Steve Fuller (Michael O'Shea), a law enforcement investigator, convinces Ann she's his fiancee and accompanies her back to L.A., where he works alongside the oblivious Ann to dig up dirt on the hoods.
Things get more interesting when evil Fred (Sheldon Leonard) of United Defenders smacks Ann; she's knocked out cold and when she wakes up she's no longer an amnesiac. She simultaneously realizes that Steve is a good guy and that just before she got her memory back she made a big mistake by tipping off United Defenders that he could be a problem for the organization. Confused yet?!
Coleman (HER SISTER'S SECRET) is an interesting actress and makes the film worth watching, although she has to spend much of the film holding her head and trying to remember her past!
O'Shea is all right, although he made a stronger and more engaging impression on me in good supporting roles in films such as MR. DISTRICT ATTORNEY (1947) and SMART WOMAN (1948). O'Shea, incidentally, was long married to Virginia Mayo in his offscreen life.
Sheldon Leonard is always believable as a nasty heavy! The cast also includes Pierre Watkin, John Hamilton, Peter Whitney, Emory Parnell, Frank Reicher, and Cay Forester. Frank Cady (PETTICOAT JUNCTION and GREEN ACRES) has a small role.
The movie was written by Stanley Rubin and Lewis Lantz, directed by Jack Bernhard, and filmed by Henry Sharp.

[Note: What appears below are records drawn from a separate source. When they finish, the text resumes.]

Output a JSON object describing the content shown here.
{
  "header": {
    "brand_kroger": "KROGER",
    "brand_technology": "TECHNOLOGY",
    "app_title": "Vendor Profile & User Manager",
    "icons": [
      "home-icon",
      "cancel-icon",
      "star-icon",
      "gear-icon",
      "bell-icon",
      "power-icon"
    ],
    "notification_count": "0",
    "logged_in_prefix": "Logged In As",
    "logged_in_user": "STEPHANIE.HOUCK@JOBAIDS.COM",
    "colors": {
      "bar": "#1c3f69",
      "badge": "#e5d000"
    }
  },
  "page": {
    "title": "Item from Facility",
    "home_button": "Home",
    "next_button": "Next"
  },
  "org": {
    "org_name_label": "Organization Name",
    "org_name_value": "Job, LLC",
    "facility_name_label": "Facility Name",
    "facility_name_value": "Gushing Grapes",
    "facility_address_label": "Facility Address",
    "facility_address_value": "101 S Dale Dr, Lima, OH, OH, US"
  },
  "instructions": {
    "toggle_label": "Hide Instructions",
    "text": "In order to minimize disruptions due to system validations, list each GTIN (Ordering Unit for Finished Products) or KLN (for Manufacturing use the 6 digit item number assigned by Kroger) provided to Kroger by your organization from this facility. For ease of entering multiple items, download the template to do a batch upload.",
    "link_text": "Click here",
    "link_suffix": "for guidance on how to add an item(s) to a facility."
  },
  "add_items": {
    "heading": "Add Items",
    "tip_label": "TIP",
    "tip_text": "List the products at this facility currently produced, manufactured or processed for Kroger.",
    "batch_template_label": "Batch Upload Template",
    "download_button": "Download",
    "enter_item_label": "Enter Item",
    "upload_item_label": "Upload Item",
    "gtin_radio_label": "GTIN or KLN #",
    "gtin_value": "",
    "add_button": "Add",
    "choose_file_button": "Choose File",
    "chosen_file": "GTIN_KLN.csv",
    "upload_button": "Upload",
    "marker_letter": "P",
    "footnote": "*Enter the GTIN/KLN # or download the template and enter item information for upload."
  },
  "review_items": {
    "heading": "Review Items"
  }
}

This Monogram film was released by the Warner Archive in a beautiful remastered edition. There are no extras.